The measure of a good cookbook is, for me, the number of recipes in it that I'm eager to try. My copy of this one has masses of Post-It notes marking dishes that sound interesting: slow-cooked quail; ginger-garlic lamb; tender spiced pea shoots; deep-fried gram flour and lamb balls; and smoked chicken chunks.

If their English names make the dishes sound rather dull, the ingredients lists indicate they're anything but: as with most Indian cuisines, the creations of the Kayastha people have complex but balanced spices.

In her introduction, Preeta Mathur writes, "Kayastha cuisine holds a vast, largely untapped richness of family tradition; tenaciously guarded recipes that are passed down from generation to generation but are rarely documented. This compilation is a personal, culinary expression of what I learnt from my mother, and she from hers … My love for cooking is, indeed, a gift of my childhood - to which my father, an uncompromising foodie, made no mean contribution. Naturally, my mother from the very early days of her marriage developed skills of culinary virtuosity. This was amply manifest from the fact that despite being a vegetarian herself, the roasts and curries she cooked were absolutely lip-smacking and the envy of any die-hard chef …

"Rummaging through brittle and yellowed notes and jottings, looking for old and unique recipes became a joyful pursuit … I observed that, in cooking, almost everyone used andaaz (approximation from experience) rather than exact proportions and quantities; thus each hand promised different aromas and flavours with deft and subtle mixes of various ingredients.
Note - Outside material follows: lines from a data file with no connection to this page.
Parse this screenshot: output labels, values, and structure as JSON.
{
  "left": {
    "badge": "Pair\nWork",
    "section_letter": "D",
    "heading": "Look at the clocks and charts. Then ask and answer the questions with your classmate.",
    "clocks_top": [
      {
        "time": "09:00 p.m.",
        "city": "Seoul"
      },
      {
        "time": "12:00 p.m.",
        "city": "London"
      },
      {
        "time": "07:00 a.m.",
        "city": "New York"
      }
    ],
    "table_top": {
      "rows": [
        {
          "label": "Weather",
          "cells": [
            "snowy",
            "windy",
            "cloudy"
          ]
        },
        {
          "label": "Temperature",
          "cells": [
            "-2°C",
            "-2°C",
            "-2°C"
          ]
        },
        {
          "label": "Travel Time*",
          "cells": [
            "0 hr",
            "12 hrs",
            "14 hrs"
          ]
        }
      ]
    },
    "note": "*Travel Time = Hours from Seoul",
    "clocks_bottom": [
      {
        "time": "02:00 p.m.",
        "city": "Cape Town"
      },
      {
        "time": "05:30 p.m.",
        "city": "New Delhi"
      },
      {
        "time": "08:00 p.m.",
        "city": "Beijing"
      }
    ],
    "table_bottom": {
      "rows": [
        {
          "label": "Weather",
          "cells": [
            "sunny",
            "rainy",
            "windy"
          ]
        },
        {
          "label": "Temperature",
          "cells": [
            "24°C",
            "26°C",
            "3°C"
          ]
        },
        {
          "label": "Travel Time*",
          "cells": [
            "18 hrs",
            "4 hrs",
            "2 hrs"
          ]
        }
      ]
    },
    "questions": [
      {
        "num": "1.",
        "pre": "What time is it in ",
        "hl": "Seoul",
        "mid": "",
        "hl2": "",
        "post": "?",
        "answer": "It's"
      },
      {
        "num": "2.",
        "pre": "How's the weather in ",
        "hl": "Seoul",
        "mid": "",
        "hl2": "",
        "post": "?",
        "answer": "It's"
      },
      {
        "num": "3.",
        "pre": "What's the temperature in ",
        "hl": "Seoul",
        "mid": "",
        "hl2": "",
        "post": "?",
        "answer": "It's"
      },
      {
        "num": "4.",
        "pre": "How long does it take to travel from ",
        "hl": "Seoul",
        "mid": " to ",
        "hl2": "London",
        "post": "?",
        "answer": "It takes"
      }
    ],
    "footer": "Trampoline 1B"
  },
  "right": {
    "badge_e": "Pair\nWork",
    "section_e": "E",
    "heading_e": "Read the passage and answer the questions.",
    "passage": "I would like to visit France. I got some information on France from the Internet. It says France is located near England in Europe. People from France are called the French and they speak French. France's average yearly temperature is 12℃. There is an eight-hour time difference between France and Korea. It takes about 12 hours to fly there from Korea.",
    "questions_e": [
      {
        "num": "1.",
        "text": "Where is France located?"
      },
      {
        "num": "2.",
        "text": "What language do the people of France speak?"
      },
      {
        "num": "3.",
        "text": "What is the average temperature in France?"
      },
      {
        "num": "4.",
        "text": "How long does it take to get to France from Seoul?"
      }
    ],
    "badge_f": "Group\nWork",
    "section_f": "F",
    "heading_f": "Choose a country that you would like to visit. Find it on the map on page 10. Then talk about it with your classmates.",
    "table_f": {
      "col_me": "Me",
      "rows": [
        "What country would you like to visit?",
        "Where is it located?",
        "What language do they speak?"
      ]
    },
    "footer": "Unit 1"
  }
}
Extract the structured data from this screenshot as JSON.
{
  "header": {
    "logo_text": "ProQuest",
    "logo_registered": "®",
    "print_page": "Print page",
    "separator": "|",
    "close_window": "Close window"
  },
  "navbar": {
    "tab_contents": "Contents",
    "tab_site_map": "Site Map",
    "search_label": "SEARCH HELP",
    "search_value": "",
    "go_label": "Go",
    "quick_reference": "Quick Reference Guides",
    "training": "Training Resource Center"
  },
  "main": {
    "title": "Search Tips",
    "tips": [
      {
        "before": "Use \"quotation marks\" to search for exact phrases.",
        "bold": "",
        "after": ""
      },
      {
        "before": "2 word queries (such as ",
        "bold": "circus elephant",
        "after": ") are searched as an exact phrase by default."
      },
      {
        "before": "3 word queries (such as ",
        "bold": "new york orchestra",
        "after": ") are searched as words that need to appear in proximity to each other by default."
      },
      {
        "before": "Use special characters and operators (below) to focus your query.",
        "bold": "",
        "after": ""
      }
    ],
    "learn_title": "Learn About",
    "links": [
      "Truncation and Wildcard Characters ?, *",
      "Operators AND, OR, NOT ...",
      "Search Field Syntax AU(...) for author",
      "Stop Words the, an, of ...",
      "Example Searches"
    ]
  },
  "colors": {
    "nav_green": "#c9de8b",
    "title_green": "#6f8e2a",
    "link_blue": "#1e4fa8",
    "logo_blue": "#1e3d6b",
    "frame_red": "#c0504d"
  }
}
Standardising the andaaz has been an interesting challenge."

Other enticing dishes include pomfret with green chillies; slow-cooked stuffed bitter gourd in gravy; spiced lamb with vermicelli; shallow-fried bread stuffed with minced meat; stuffed chicken in saffron gravy; and spiced lamb with mashed potatoes.

The Courtly Cuisine: Kayastha Kitchens Through India by Preeta Mathur